• [Prompt] Write each entry out once more, please, precisely as shown.

• [The records]
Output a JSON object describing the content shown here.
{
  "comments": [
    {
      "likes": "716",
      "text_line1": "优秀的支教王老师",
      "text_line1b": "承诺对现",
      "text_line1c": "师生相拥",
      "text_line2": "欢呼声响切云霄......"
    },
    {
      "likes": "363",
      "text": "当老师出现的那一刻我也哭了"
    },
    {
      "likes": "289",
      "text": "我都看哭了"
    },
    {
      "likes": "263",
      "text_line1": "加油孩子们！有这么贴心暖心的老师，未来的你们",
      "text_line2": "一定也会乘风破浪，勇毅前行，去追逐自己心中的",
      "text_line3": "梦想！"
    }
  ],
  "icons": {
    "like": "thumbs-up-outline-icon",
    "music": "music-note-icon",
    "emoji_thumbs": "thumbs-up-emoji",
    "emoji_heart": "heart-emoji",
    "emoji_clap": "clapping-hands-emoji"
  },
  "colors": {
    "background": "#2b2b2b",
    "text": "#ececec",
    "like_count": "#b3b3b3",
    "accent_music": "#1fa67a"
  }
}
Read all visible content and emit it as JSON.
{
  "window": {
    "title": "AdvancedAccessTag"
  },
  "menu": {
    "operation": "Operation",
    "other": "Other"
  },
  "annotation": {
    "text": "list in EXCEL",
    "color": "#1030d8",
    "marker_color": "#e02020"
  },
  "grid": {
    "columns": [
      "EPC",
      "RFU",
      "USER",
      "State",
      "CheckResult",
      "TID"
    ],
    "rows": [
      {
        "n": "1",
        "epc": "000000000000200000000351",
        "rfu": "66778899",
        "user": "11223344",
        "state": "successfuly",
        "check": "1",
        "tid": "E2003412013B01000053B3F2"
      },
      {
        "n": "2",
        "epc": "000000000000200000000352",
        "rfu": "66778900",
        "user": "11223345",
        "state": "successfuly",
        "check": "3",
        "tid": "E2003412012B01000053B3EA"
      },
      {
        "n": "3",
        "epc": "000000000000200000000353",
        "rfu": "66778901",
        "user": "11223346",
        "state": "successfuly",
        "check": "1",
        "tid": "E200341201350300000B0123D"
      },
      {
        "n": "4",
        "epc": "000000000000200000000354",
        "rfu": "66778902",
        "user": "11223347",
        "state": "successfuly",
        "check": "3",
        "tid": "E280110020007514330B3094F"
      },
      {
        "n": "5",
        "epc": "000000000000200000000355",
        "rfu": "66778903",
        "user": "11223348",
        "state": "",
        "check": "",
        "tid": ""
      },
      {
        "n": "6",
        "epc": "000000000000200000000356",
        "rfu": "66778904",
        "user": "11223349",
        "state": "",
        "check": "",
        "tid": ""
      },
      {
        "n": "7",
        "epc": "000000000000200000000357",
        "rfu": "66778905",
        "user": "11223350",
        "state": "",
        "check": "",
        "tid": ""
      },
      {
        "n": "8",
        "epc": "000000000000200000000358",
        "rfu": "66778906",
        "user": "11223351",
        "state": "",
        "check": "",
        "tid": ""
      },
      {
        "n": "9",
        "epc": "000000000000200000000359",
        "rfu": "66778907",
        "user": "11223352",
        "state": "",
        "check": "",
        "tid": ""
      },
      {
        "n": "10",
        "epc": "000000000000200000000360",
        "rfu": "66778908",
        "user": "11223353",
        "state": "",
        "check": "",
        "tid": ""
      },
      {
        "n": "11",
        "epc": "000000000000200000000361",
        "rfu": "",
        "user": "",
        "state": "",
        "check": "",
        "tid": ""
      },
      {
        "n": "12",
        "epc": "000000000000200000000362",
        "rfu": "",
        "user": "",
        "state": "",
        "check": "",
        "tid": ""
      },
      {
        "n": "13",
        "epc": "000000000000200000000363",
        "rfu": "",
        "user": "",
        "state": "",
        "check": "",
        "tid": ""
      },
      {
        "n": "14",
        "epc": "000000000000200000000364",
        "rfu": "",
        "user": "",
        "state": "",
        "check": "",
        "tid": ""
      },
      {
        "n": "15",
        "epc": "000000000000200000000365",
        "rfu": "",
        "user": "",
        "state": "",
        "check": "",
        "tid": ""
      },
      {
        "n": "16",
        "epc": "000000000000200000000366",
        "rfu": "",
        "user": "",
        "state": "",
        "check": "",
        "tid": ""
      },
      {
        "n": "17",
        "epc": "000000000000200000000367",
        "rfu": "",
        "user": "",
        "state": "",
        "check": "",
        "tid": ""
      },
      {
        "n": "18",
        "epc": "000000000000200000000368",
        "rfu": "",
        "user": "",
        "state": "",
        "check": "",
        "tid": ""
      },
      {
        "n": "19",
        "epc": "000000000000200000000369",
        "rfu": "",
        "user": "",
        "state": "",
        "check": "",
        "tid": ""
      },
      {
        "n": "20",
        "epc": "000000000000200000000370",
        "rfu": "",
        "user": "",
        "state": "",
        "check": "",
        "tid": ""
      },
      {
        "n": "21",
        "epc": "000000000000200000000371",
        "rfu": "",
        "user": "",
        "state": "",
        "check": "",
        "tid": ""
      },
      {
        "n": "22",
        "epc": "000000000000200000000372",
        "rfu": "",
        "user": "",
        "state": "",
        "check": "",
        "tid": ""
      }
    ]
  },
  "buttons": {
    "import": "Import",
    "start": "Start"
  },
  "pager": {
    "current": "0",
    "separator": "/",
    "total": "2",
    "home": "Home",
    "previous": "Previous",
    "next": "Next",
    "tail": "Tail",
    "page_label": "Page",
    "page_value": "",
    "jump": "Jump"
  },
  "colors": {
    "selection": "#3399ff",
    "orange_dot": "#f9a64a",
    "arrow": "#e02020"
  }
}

• [Completed task]
Output a JSON object describing the content shown here.
{
  "comments": [
    {
      "likes": "716",
      "text_line1": "优秀的支教王老师",
      "text_line1b": "承诺对现",
      "text_line1c": "师生相拥",
      "text_line2": "欢呼声响切云霄......"
    },
    {
      "likes": "363",
      "text": "当老师出现的那一刻我也哭了"
    },
    {
      "likes": "289",
      "text": "我都看哭了"
    },
    {
      "likes": "263",
      "text_line1": "加油孩子们！有这么贴心暖心的老师，未来的你们",
      "text_line2": "一定也会乘风破浪，勇毅前行，去追逐自己心中的",
      "text_line3": "梦想！"
    }
  ],
  "icons": {
    "like": "thumbs-up-outline-icon",
    "music": "music-note-icon",
    "emoji_thumbs": "thumbs-up-emoji",
    "emoji_heart": "heart-emoji",
    "emoji_clap": "clapping-hands-emoji"
  },
  "colors": {
    "background": "#2b2b2b",
    "text": "#ececec",
    "like_count": "#b3b3b3",
    "accent_music": "#1fa67a"
  }
}
Read all visible content and emit it as JSON.
{
  "window": {
    "title": "AdvancedAccessTag"
  },
  "menu": {
    "operation": "Operation",
    "other": "Other"
  },
  "annotation": {
    "text": "list in EXCEL",
    "color": "#1030d8",
    "marker_color": "#e02020"
  },
  "grid": {
    "columns": [
      "EPC",
      "RFU",
      "USER",
      "State",
      "CheckResult",
      "TID"
    ],
    "rows": [
      {
        "n": "1",
        "epc": "000000000000200000000351",
        "rfu": "66778899",
        "user": "11223344",
        "state": "successfuly",
        "check": "1",
        "tid": "E2003412013B01000053B3F2"
      },
      {
        "n": "2",
        "epc": "000000000000200000000352",
        "rfu": "66778900",
        "user": "11223345",
        "state": "successfuly",
        "check": "3",
        "tid": "E2003412012B01000053B3EA"
      },
      {
        "n": "3",
        "epc": "000000000000200000000353",
        "rfu": "66778901",
        "user": "11223346",
        "state": "successfuly",
        "check": "1",
        "tid": "E200341201350300000B0123D"
      },
      {
        "n": "4",
        "epc": "000000000000200000000354",
        "rfu": "66778902",
        "user": "11223347",
        "state": "successfuly",
        "check": "3",
        "tid": "E280110020007514330B3094F"
      },
      {
        "n": "5",
        "epc": "000000000000200000000355",
        "rfu": "66778903",
        "user": "11223348",
        "state": "",
        "check": "",
        "tid": ""
      },
      {
        "n": "6",
        "epc": "000000000000200000000356",
        "rfu": "66778904",
        "user": "11223349",
        "state": "",
        "check": "",
        "tid": ""
      },
      {
        "n": "7",
        "epc": "000000000000200000000357",
        "rfu": "66778905",
        "user": "11223350",
        "state": "",
        "check": "",
        "tid": ""
      },
      {
        "n": "8",
        "epc": "000000000000200000000358",
        "rfu": "66778906",
        "user": "11223351",
        "state": "",
        "check": "",
        "tid": ""
      },
      {
        "n": "9",
        "epc": "000000000000200000000359",
        "rfu": "66778907",
        "user": "11223352",
        "state": "",
        "check": "",
        "tid": ""
      },
      {
        "n": "10",
        "epc": "000000000000200000000360",
        "rfu": "66778908",
        "user": "11223353",
        "state": "",
        "check": "",
        "tid": ""
      },
      {
        "n": "11",
        "epc": "000000000000200000000361",
        "rfu": "",
        "user": "",
        "state": "",
        "check": "",
        "tid": ""
      },
      {
        "n": "12",
        "epc": "000000000000200000000362",
        "rfu": "",
        "user": "",
        "state": "",
        "check": "",
        "tid": ""
      },
      {
        "n": "13",
        "epc": "000000000000200000000363",
        "rfu": "",
        "user": "",
        "state": "",
        "check": "",
        "tid": ""
      },
      {
        "n": "14",
        "epc": "000000000000200000000364",
        "rfu": "",
        "user": "",
        "state": "",
        "check": "",
        "tid": ""
      },
      {
        "n": "15",
        "epc": "000000000000200000000365",
        "rfu": "",
        "user": "",
        "state": "",
        "check": "",
        "tid": ""
      },
      {
        "n": "16",
        "epc": "000000000000200000000366",
        "rfu": "",
        "user": "",
        "state": "",
        "check": "",
        "tid": ""
      },
      {
        "n": "17",
        "epc": "000000000000200000000367",
        "rfu": "",
        "user": "",
        "state": "",
        "check": "",
        "tid": ""
      },
      {
        "n": "18",
        "epc": "000000000000200000000368",
        "rfu": "",
        "user": "",
        "state": "",
        "check": "",
        "tid": ""
      },
      {
        "n": "19",
        "epc": "000000000000200000000369",
        "rfu": "",
        "user": "",
        "state": "",
        "check": "",
        "tid": ""
      },
      {
        "n": "20",
        "epc": "000000000000200000000370",
        "rfu": "",
        "user": "",
        "state": "",
        "check": "",
        "tid": ""
      },
      {
        "n": "21",
        "epc": "000000000000200000000371",
        "rfu": "",
        "user": "",
        "state": "",
        "check": "",
        "tid": ""
      },
      {
        "n": "22",
        "epc": "000000000000200000000372",
        "rfu": "",
        "user": "",
        "state": "",
        "check": "",
        "tid": ""
      }
    ]
  },
  "buttons": {
    "import": "Import",
    "start": "Start"
  },
  "pager": {
    "current": "0",
    "separator": "/",
    "total": "2",
    "home": "Home",
    "previous": "Previous",
    "next": "Next",
    "tail": "Tail",
    "page_label": "Page",
    "page_value": "",
    "jump": "Jump"
  },
  "colors": {
    "selection": "#3399ff",
    "orange_dot": "#f9a64a",
    "arrow": "#e02020"
  }
}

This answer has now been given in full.